### Work to complete
What you return must match the records character for character.

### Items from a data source
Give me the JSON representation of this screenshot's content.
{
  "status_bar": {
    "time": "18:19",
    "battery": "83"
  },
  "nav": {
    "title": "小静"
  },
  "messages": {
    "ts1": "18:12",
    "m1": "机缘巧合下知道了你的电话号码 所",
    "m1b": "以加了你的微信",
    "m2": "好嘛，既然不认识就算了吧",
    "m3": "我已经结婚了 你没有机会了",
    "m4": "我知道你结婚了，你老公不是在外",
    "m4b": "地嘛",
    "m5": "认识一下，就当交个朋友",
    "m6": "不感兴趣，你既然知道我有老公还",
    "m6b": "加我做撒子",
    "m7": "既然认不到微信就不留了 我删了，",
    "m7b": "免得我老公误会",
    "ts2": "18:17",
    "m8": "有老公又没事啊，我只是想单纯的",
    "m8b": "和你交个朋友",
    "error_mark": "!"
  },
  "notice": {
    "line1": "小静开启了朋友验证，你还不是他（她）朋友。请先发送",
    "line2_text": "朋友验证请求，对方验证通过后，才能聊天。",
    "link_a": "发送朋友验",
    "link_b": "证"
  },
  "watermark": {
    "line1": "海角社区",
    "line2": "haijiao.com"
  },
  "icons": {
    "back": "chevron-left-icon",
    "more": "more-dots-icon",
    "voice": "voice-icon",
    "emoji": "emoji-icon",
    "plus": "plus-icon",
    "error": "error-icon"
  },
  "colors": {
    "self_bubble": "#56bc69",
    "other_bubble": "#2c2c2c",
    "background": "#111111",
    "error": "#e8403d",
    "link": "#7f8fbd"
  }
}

### Your response
Give me the JSON representation of this screenshot's content.
{
  "status_bar": {
    "time": "18:19",
    "battery": "83"
  },
  "nav": {
    "title": "小静"
  },
  "messages": {
    "ts1": "18:12",
    "m1": "机缘巧合下知道了你的电话号码 所",
    "m1b": "以加了你的微信",
    "m2": "好嘛，既然不认识就算了吧",
    "m3": "我已经结婚了 你没有机会了",
    "m4": "我知道你结婚了，你老公不是在外",
    "m4b": "地嘛",
    "m5": "认识一下，就当交个朋友",
    "m6": "不感兴趣，你既然知道我有老公还",
    "m6b": "加我做撒子",
    "m7": "既然认不到微信就不留了 我删了，",
    "m7b": "免得我老公误会",
    "ts2": "18:17",
    "m8": "有老公又没事啊，我只是想单纯的",
    "m8b": "和你交个朋友",
    "error_mark": "!"
  },
  "notice": {
    "line1": "小静开启了朋友验证，你还不是他（她）朋友。请先发送",
    "line2_text": "朋友验证请求，对方验证通过后，才能聊天。",
    "link_a": "发送朋友验",
    "link_b": "证"
  },
  "watermark": {
    "line1": "海角社区",
    "line2": "haijiao.com"
  },
  "icons": {
    "back": "chevron-left-icon",
    "more": "more-dots-icon",
    "voice": "voice-icon",
    "emoji": "emoji-icon",
    "plus": "plus-icon",
    "error": "error-icon"
  },
  "colors": {
    "self_bubble": "#56bc69",
    "other_bubble": "#2c2c2c",
    "background": "#111111",
    "error": "#e8403d",
    "link": "#7f8fbd"
  }
}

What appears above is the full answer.